First, a clear conscience surrenders all sin. We must seek the Father to reveal through His Spirit in us all areas of personal sin in need of repentance. Sin in us will hinder our prayers for self and others. It will hinder our own liberating transformation. So we must cleanse our own spiritual house and clear our conscience.
Second, a clear conscience is one that holds to the truth known. What we know of God; the things we know true of our relationship with Him and our service to Him; all we know true of His gifts in us and our fruit bearing in Christ: our full assurance of conscience in these things is vital for our journey forward.
So, today – and for as many days as it takes – confess and repent of sins; and confess, profess, and possess the truths you hold firm within you.
Today is Missy’s bath day. She is too big to bathe in the sink, and too heavy for me, getting her out of the tub: plus, my knees don’t handle that well any more, so off she goes to the vet for a spa day every 2 weeks.
Getting her ready to go is not a problem. She hears her leash come off it’s hook, and the excitement is on. She loves a good road trip and pulls me readily to the car. Seated happily in Johnny’s lap, she eyes every site and takes in all the smells.

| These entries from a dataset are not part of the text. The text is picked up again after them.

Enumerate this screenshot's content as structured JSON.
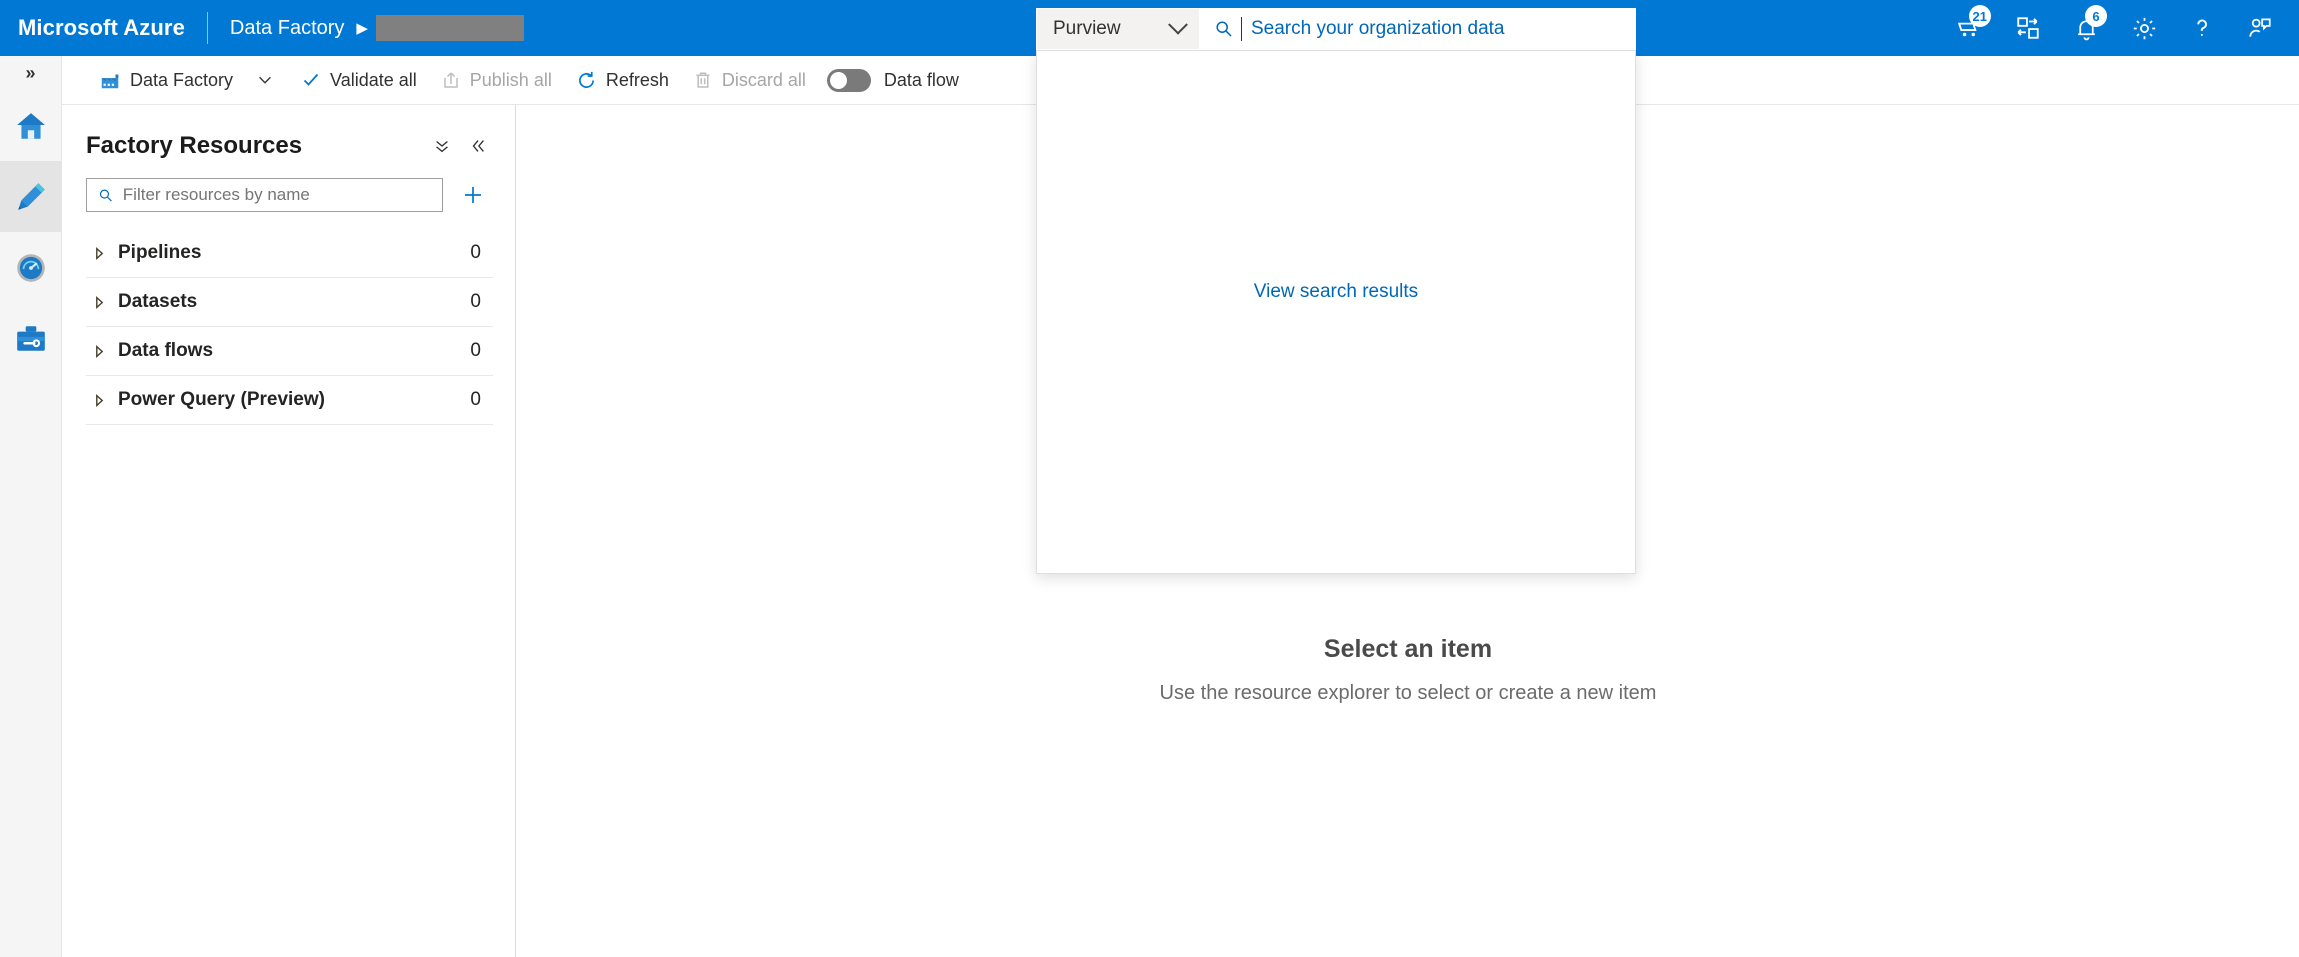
{
  "header": {
    "brand": "Microsoft Azure",
    "breadcrumb": {
      "service": "Data Factory",
      "arrow": "▶",
      "redacted_label": ""
    },
    "search": {
      "scope_label": "Purview",
      "scope_icon": "chevron-down-icon",
      "search_icon": "search-icon",
      "placeholder": "Search your organization data",
      "value": "",
      "dropdown": {
        "view_results_label": "View search results"
      }
    },
    "icons": [
      {
        "name": "cloud-shell-cart-icon",
        "badge": "21"
      },
      {
        "name": "directories-subscriptions-icon",
        "badge": ""
      },
      {
        "name": "notifications-bell-icon",
        "badge": "6"
      },
      {
        "name": "settings-gear-icon",
        "badge": ""
      },
      {
        "name": "help-question-icon",
        "badge": ""
      },
      {
        "name": "feedback-person-icon",
        "badge": ""
      }
    ]
  },
  "left_rail": {
    "expand_label": "»",
    "items": [
      {
        "name": "rail-item-home",
        "icon": "home-icon",
        "active": false
      },
      {
        "name": "rail-item-author",
        "icon": "pencil-icon",
        "active": true
      },
      {
        "name": "rail-item-monitor",
        "icon": "gauge-icon",
        "active": false
      },
      {
        "name": "rail-item-manage",
        "icon": "toolbox-icon",
        "active": false
      }
    ]
  },
  "toolbar": {
    "factory_label": "Data Factory",
    "factory_icon": "factory-icon",
    "factory_chevron": "chevron-down-icon",
    "validate_all": "Validate all",
    "publish_all": "Publish all",
    "refresh": "Refresh",
    "discard_all": "Discard all",
    "dataflow_toggle_label": "Data flow",
    "toggle_state": "off"
  },
  "factory_resources": {
    "title": "Factory Resources",
    "collapse_all_icon": "double-chevron-down-icon",
    "collapse_panel_icon": "double-chevron-left-icon",
    "filter_placeholder": "Filter resources by name",
    "filter_value": "",
    "add_icon": "plus-icon",
    "tree": [
      {
        "label": "Pipelines",
        "count": "0"
      },
      {
        "label": "Datasets",
        "count": "0"
      },
      {
        "label": "Data flows",
        "count": "0"
      },
      {
        "label": "Power Query (Preview)",
        "count": "0"
      }
    ]
  },
  "canvas": {
    "empty_state": {
      "illustration": "isometric-data-cylinders-illustration",
      "title": "Select an item",
      "subtitle": "Use the resource explorer to select or create a new item"
    }
  },
  "colors": {
    "azure_blue": "#0078D4",
    "link_blue": "#0067b8",
    "toggle_off_gray": "#7a7a7a",
    "redacted_gray": "#808080"
  }
}
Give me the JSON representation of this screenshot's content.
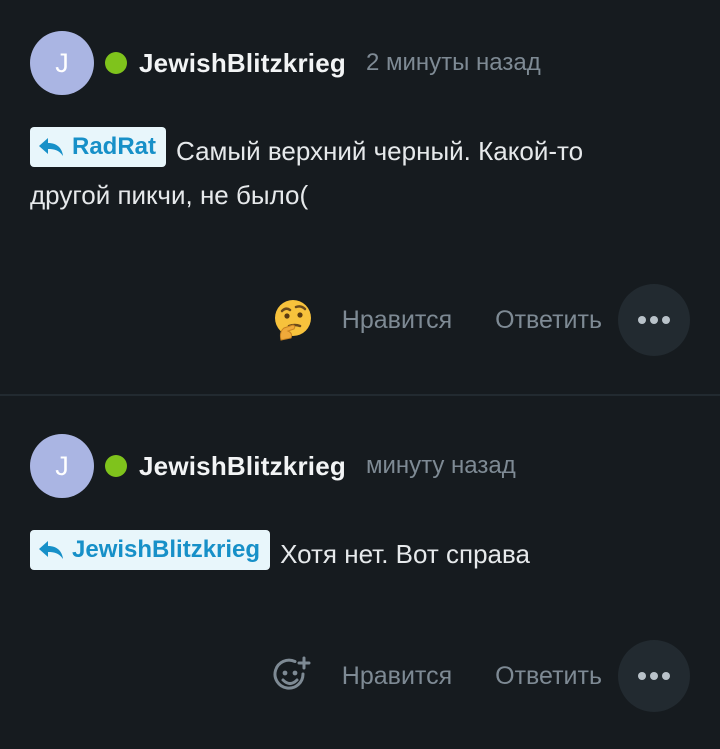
{
  "comments": [
    {
      "avatar_letter": "J",
      "username": "JewishBlitzkrieg",
      "timestamp": "2 минуты назад",
      "reply_to": "RadRat",
      "text": "Самый верхний черный. Какой-то другой пикчи, не было(",
      "reaction_icon": "thinking-face-emoji",
      "like_label": "Нравится",
      "reply_label": "Ответить"
    },
    {
      "avatar_letter": "J",
      "username": "JewishBlitzkrieg",
      "timestamp": "минуту назад",
      "reply_to": "JewishBlitzkrieg",
      "text": "Хотя нет. Вот справа",
      "reaction_icon": "add-reaction-icon",
      "like_label": "Нравится",
      "reply_label": "Ответить"
    }
  ],
  "colors": {
    "background": "#161b1f",
    "avatar": "#aab5e3",
    "online": "#7fc31c",
    "reply_tag_bg": "#e8f6fb",
    "reply_tag_text": "#1790c8",
    "muted_text": "#7e8a94"
  }
}
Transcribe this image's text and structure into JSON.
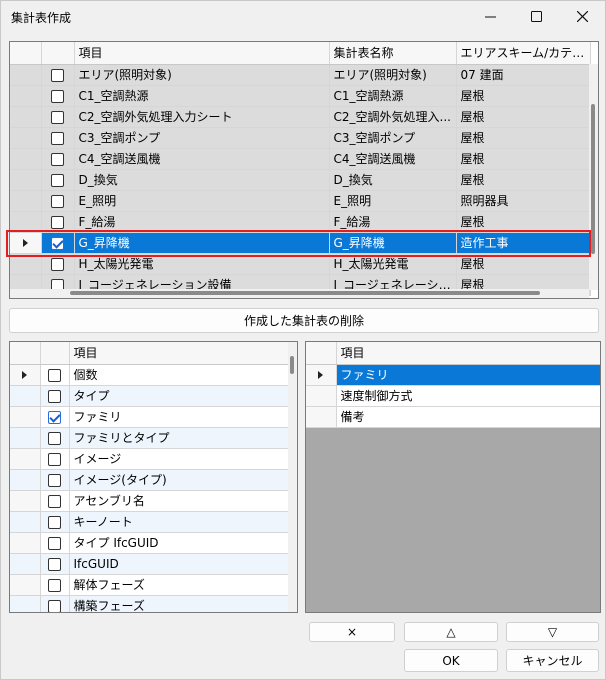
{
  "window": {
    "title": "集計表作成",
    "min_glyph": "—",
    "max_glyph": "☐",
    "close_glyph": "✕"
  },
  "schedule_grid": {
    "headers": {
      "item": "項目",
      "schedule_name": "集計表名称",
      "area_scheme": "エリアスキーム/カテゴリ"
    },
    "rows": [
      {
        "checked": false,
        "item": "エリア(照明対象)",
        "name": "エリア(照明対象)",
        "category": "07 建面"
      },
      {
        "checked": false,
        "item": "C1_空調熱源",
        "name": "C1_空調熱源",
        "category": "屋根"
      },
      {
        "checked": false,
        "item": "C2_空調外気処理入力シート",
        "name": "C2_空調外気処理入...",
        "category": "屋根"
      },
      {
        "checked": false,
        "item": "C3_空調ポンプ",
        "name": "C3_空調ポンプ",
        "category": "屋根"
      },
      {
        "checked": false,
        "item": "C4_空調送風機",
        "name": "C4_空調送風機",
        "category": "屋根"
      },
      {
        "checked": false,
        "item": "D_換気",
        "name": "D_換気",
        "category": "屋根"
      },
      {
        "checked": false,
        "item": "E_照明",
        "name": "E_照明",
        "category": "照明器具"
      },
      {
        "checked": false,
        "item": "F_給湯",
        "name": "F_給湯",
        "category": "屋根"
      },
      {
        "checked": true,
        "item": "G_昇降機",
        "name": "G_昇降機",
        "category": "造作工事",
        "selected": true
      },
      {
        "checked": false,
        "item": "H_太陽光発電",
        "name": "H_太陽光発電",
        "category": "屋根"
      },
      {
        "checked": false,
        "item": "I_コージェネレーション設備",
        "name": "I_コージェネレーション設備",
        "category": "屋根"
      }
    ]
  },
  "delete_button_label": "作成した集計表の削除",
  "fields_grid": {
    "header": "項目",
    "rows": [
      {
        "checked": false,
        "label": "個数",
        "current": true
      },
      {
        "checked": false,
        "label": "タイプ"
      },
      {
        "checked": true,
        "label": "ファミリ"
      },
      {
        "checked": false,
        "label": "ファミリとタイプ"
      },
      {
        "checked": false,
        "label": "イメージ"
      },
      {
        "checked": false,
        "label": "イメージ(タイプ)"
      },
      {
        "checked": false,
        "label": "アセンブリ名"
      },
      {
        "checked": false,
        "label": "キーノート"
      },
      {
        "checked": false,
        "label": "タイプ IfcGUID"
      },
      {
        "checked": false,
        "label": "IfcGUID"
      },
      {
        "checked": false,
        "label": "解体フェーズ"
      },
      {
        "checked": false,
        "label": "構築フェーズ"
      }
    ]
  },
  "selected_fields_grid": {
    "header": "項目",
    "rows": [
      {
        "label": "ファミリ",
        "selected": true
      },
      {
        "label": "速度制御方式"
      },
      {
        "label": "備考"
      }
    ]
  },
  "buttons": {
    "remove": "×",
    "up": "△",
    "down": "▽",
    "ok": "OK",
    "cancel": "キャンセル"
  },
  "colors": {
    "selection": "#0a78d7",
    "highlight_outline": "#e02020"
  }
}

This morning, as I pull into a parking spot, she starts sniffing the air vent like crazy. Obvious recognition in her eyes, her happy face drooping with every breath, she glares at me, “I don’t like where you parked!” I know that’s what she said.
Getting her reluctant body out of the car, I sit her down and the battle is on. She wants back in the car immediately! When that doesn’t happen, her goal becomes that of getting me to change course. Fighting her over the threshold, she wearily follows me to the desk. While I take care of business, she stands like a pointer, leash taught, making sure I know where the door is and begging, “Please! Help me.” Little does she know that she stinks, and my nose keeps me pointed toward her bath.
This morning, as our ritual dance at the desk plays out, she suddenly grabs my attention with some extra exuberant tugs on the line. Looking back, she points intently at the door. A woman, just stepping to the door, reaches the handle and pulls. Missy’s excited eyes and joyful tug scream, “Hurry! The door is open. Now’s our chance.” 😂
Missy is a lot of laughs for us. She is so expressive and so smart. But there are times when we know what is best for her, so we fight to get her where she needs to be. It is the same with God and us mere mortals. We so often tug against something God is leading us to, not liking the discomfort of getting there. I wonder if He laughs at us like we do Missy.
Jeremiah 29:10-11 “For thus says the Lord, ‘When seventy years have been completed for Babylon, I will visit you and fulfill My good word to you, to bring you back to this place. For I know the plans that I have for you,’ declares the Lord, ‘plans for welfare and not for calamity to give you a future and a hope.'”
I don’t know if you have ever read Jeremiah. It is worth the read, if not. In it, God calls His people to willingly go into captivity, promising those who do will find His faithful presence and provision while going through a designated timeout from their destiny because of corporate sin. Many, the prophet Daniel being one, went willingly and found God’s faithfulness. Others, like the King of the day, refused to willingly follow God’s path. Most of them lost their lives. The King lost his eyes, his freedom, and his throne. Kicking against goads God sets in our path only hurts our feet. And, as Missy will tell you, fighting the Master’s pull only chokes us down. Better we go willingly into the Father’s plan.
Proverbs 3:5-6 “Trust in the Lord with all your heart And do not lean on your own understanding. In all your ways acknowledge Him, And He will make your paths straight.”
That’s a promise. God is faithful to His Word. Question is, do we believe and trust Him, even when the road gets rough? If we choose faith and a willingness to walk His way, we will find ourselves shining like gold and smelling like a rose on the other side of the difficulty we dread.